According to my instructor, and the book they made us buy that I thumbed through, base reality is very important to establish in longform improv. For the uninitiated, base reality is how improv performers set the scene and create the illusion of a world without props or sets. Throughout the series, both of our players keep undercutting base reality, for example, by acknowledging they forgot names and the mother and father of the groom bit.
From my time studying at the Brigade, I have also gathered that stage presence is another key factor of successful improv. I couldn’t help but notice in the first of the three specials, Thomas Middleditch has his back to the audience when he is the ghost pastor, and my instructor would always correct us when we had our backs to the audience, so I think it’s wrong.
I thought maybe in the second installment I might see more adherence to the rules as they got into rhythm. I was disappointed to see more of the same selfish play as in the first. Who do these guys think they are? Don’t they care about the rules of the game?!
Honestly it makes me sad to see what “professional” improv has become. What happened to the days of the fundamentals? Where’s the three-man weave? Too much hot-dogging if you ask me.
But then…episode 3…Finally some yes/and. They’re going places now.

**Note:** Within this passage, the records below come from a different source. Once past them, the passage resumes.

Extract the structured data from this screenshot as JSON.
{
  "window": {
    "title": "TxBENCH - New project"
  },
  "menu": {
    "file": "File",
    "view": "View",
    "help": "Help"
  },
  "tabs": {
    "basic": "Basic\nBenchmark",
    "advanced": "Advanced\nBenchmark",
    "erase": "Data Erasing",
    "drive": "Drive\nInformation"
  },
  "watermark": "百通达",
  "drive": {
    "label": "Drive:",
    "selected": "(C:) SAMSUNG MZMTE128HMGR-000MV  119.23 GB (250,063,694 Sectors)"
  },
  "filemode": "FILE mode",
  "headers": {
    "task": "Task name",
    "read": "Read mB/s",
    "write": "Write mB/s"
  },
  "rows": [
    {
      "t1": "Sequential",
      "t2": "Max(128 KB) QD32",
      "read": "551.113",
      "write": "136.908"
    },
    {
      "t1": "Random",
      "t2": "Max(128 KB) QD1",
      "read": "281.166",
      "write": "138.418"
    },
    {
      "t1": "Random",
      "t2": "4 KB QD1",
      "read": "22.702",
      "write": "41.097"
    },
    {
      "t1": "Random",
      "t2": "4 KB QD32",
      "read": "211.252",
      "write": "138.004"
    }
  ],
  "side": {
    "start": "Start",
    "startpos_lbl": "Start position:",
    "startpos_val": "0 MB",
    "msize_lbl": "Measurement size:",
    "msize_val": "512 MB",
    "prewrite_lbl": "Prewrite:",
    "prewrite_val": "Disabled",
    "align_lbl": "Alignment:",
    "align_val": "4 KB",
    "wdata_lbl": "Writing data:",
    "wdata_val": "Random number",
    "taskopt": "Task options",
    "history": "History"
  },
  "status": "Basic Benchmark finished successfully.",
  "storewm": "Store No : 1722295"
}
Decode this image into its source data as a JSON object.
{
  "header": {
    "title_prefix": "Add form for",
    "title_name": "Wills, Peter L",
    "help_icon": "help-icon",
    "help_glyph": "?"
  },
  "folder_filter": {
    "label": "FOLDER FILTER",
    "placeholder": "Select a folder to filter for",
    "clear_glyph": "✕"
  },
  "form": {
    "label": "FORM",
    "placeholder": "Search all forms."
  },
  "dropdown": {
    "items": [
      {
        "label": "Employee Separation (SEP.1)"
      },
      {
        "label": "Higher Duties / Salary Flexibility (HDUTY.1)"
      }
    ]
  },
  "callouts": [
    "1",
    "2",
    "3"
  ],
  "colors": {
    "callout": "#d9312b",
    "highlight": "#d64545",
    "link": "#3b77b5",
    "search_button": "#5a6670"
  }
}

In all seriousness folks, if you aren’t familiar with longform improv, this is a really good primer for what makes improv magical. Even though this one has been committed to tape it still has the feel that anything can happen and that it’s all being done for the benefit of the people in the room.